> TASK TO COMPLETE
Exactly how many lines in this data contain the word "Schedule"? Only the number should be given.

--- THE DATA ---

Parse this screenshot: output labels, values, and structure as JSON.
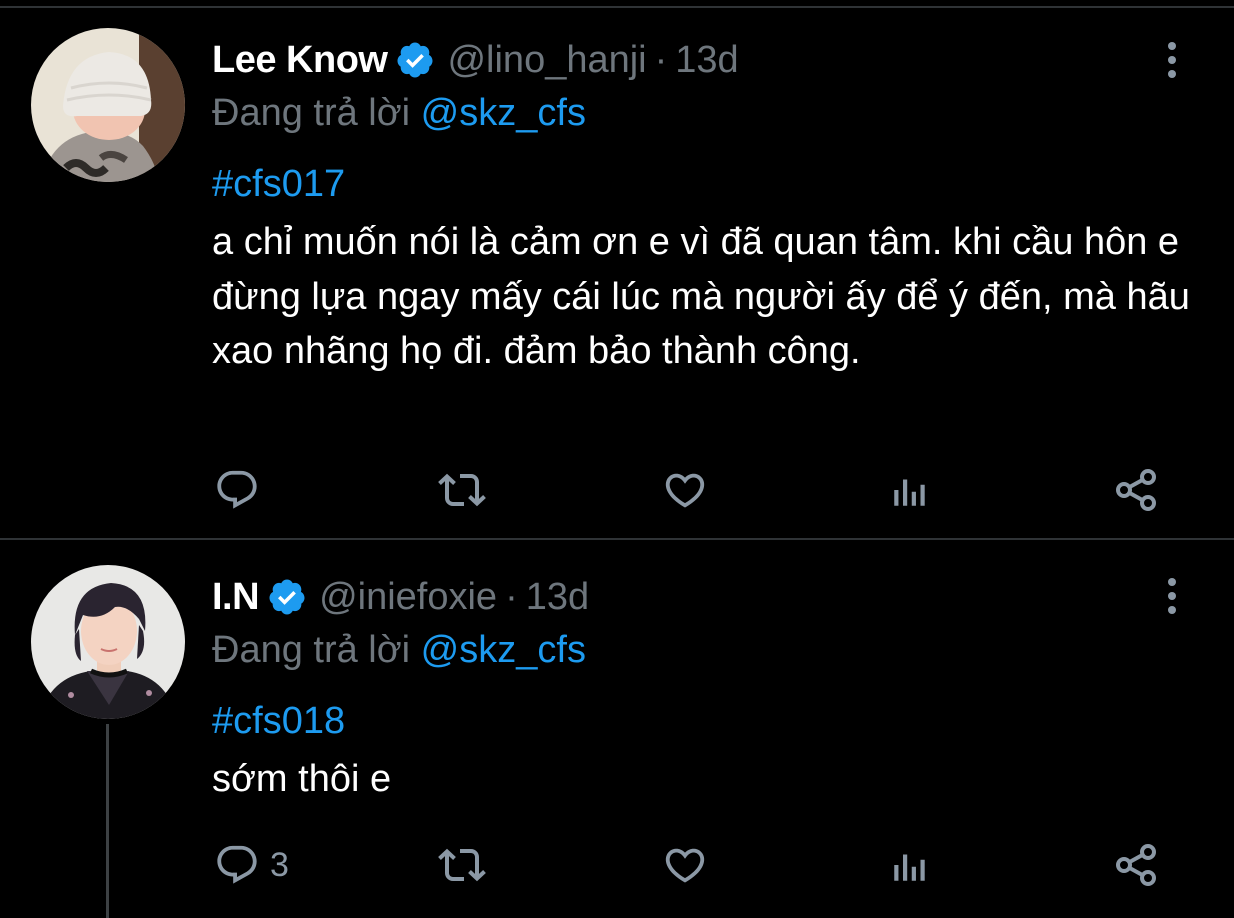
{
  "colors": {
    "background": "#000000",
    "text": "#ffffff",
    "muted": "#6e767d",
    "accent": "#1d9bf0",
    "divider": "#2f3336",
    "icon": "#8b98a5"
  },
  "tweets": [
    {
      "name": "Lee Know",
      "verified": true,
      "handle": "@lino_hanji",
      "separator": "·",
      "time": "13d",
      "reply_prefix": "Đang trả lời",
      "reply_to": "@skz_cfs",
      "hashtag": "#cfs017",
      "text": "a chỉ muốn nói là cảm ơn e vì đã quan tâm. khi cầu hôn e đừng lựa ngay mấy cái lúc mà người ấy để ý đến, mà hãu xao nhãng họ đi. đảm bảo thành công.",
      "actions": {
        "reply_count": "",
        "retweet_count": "",
        "like_count": ""
      },
      "icons": [
        "reply-icon",
        "retweet-icon",
        "like-icon",
        "analytics-icon",
        "share-icon",
        "more-icon"
      ]
    },
    {
      "name": "I.N",
      "verified": true,
      "handle": "@iniefoxie",
      "separator": "·",
      "time": "13d",
      "reply_prefix": "Đang trả lời",
      "reply_to": "@skz_cfs",
      "hashtag": "#cfs018",
      "text": "sớm thôi e",
      "actions": {
        "reply_count": "3",
        "retweet_count": "",
        "like_count": ""
      },
      "icons": [
        "reply-icon",
        "retweet-icon",
        "like-icon",
        "analytics-icon",
        "share-icon",
        "more-icon"
      ]
    }
  ]
}
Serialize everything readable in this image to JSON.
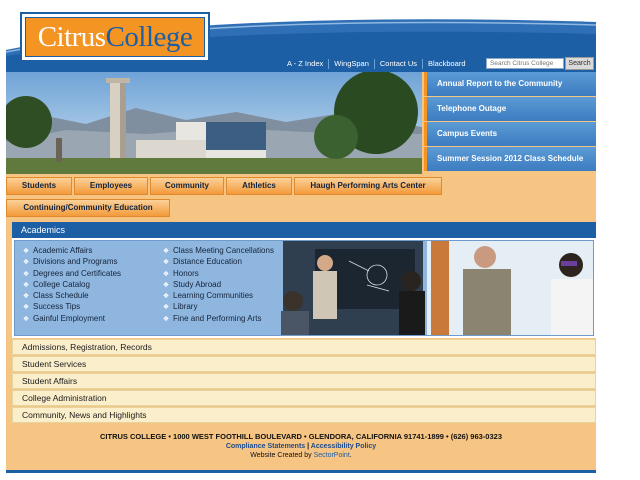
{
  "header": {
    "logo": {
      "part1": "Citrus",
      "part2": "College"
    },
    "toplinks": [
      "A - Z Index",
      "WingSpan",
      "Contact Us",
      "Blackboard"
    ],
    "search": {
      "placeholder": "Search Citrus College",
      "button": "Search"
    }
  },
  "sidebar_links": [
    "Annual Report to the Community",
    "Telephone Outage",
    "Campus Events",
    "Summer Session 2012 Class Schedule"
  ],
  "nav_main": [
    "Students",
    "Employees",
    "Community",
    "Athletics",
    "Haugh Performing Arts Center"
  ],
  "nav_secondary": [
    "Continuing/Community Education"
  ],
  "academics": {
    "title": "Academics",
    "col1": [
      "Academic Affairs",
      "Divisions and Programs",
      "Degrees and Certificates",
      "College Catalog",
      "Class Schedule",
      "Success Tips",
      "Gainful Employment"
    ],
    "col2": [
      "Class Meeting Cancellations",
      "Distance Education",
      "Honors",
      "Study Abroad",
      "Learning Communities",
      "Library",
      "Fine and Performing Arts"
    ]
  },
  "accordion": [
    "Admissions, Registration, Records",
    "Student Services",
    "Student Affairs",
    "College Administration",
    "Community, News and Highlights"
  ],
  "footer": {
    "address": "CITRUS COLLEGE • 1000 WEST FOOTHILL BOULEVARD • GLENDORA, CALIFORNIA 91741-1899 • (626) 963-0323",
    "compliance": "Compliance Statements",
    "separator": "|",
    "accessibility": "Accessibility Policy",
    "credit_prefix": "Website Created by ",
    "credit_link": "SectorPoint",
    "credit_suffix": "."
  },
  "colors": {
    "blue": "#1d5fa5",
    "orange": "#f39423",
    "page_bg": "#f6c483",
    "accordion_bg": "#fbefcb"
  }
}
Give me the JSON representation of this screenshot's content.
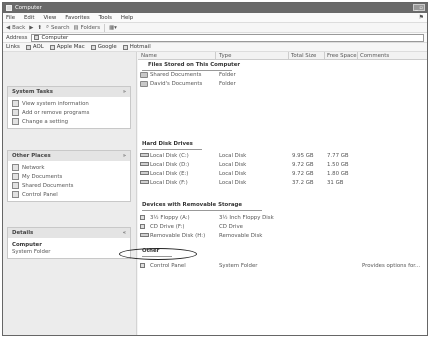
{
  "window": {
    "title": "Computer"
  },
  "menu": {
    "items": [
      "File",
      "Edit",
      "View",
      "Favorites",
      "Tools",
      "Help"
    ]
  },
  "toolbar": {
    "back": "Back",
    "search": "Search",
    "folders": "Folders"
  },
  "address": {
    "label": "Address",
    "value": "Computer"
  },
  "links": {
    "label": "Links",
    "items": [
      "AOL",
      "Apple Mac",
      "Google",
      "Hotmail"
    ]
  },
  "sidebar": {
    "system_tasks": {
      "title": "System Tasks",
      "items": [
        "View system information",
        "Add or remove programs",
        "Change a setting"
      ]
    },
    "other_places": {
      "title": "Other Places",
      "items": [
        "Network",
        "My Documents",
        "Shared Documents",
        "Control Panel"
      ]
    },
    "details": {
      "title": "Details",
      "name": "Computer",
      "type": "System Folder"
    }
  },
  "columns": {
    "name": "Name",
    "type": "Type",
    "total_size": "Total Size",
    "free_space": "Free Space",
    "comments": "Comments"
  },
  "groups": {
    "files": "Files Stored on This Computer",
    "hdd": "Hard Disk Drives",
    "removable": "Devices with Removable Storage",
    "other": "Other"
  },
  "rows": {
    "files": [
      {
        "name": "Shared Documents",
        "type": "Folder"
      },
      {
        "name": "David's Documents",
        "type": "Folder"
      }
    ],
    "hdd": [
      {
        "name": "Local Disk (C:)",
        "type": "Local Disk",
        "total": "9.95 GB",
        "free": "7.77 GB"
      },
      {
        "name": "Local Disk (D:)",
        "type": "Local Disk",
        "total": "9.72 GB",
        "free": "1.50 GB"
      },
      {
        "name": "Local Disk (E:)",
        "type": "Local Disk",
        "total": "9.72 GB",
        "free": "1.80 GB"
      },
      {
        "name": "Local Disk (F:)",
        "type": "Local Disk",
        "total": "37.2 GB",
        "free": "31 GB"
      }
    ],
    "removable": [
      {
        "name": "3½ Floppy (A:)",
        "type": "3½ Inch Floppy Disk"
      },
      {
        "name": "CD Drive (F:)",
        "type": "CD Drive"
      },
      {
        "name": "Removable Disk (H:)",
        "type": "Removable Disk"
      }
    ],
    "other": [
      {
        "name": "Control Panel",
        "type": "System Folder",
        "comment": "Provides options for..."
      }
    ]
  }
}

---

> ANSWER FOR THE TASK
2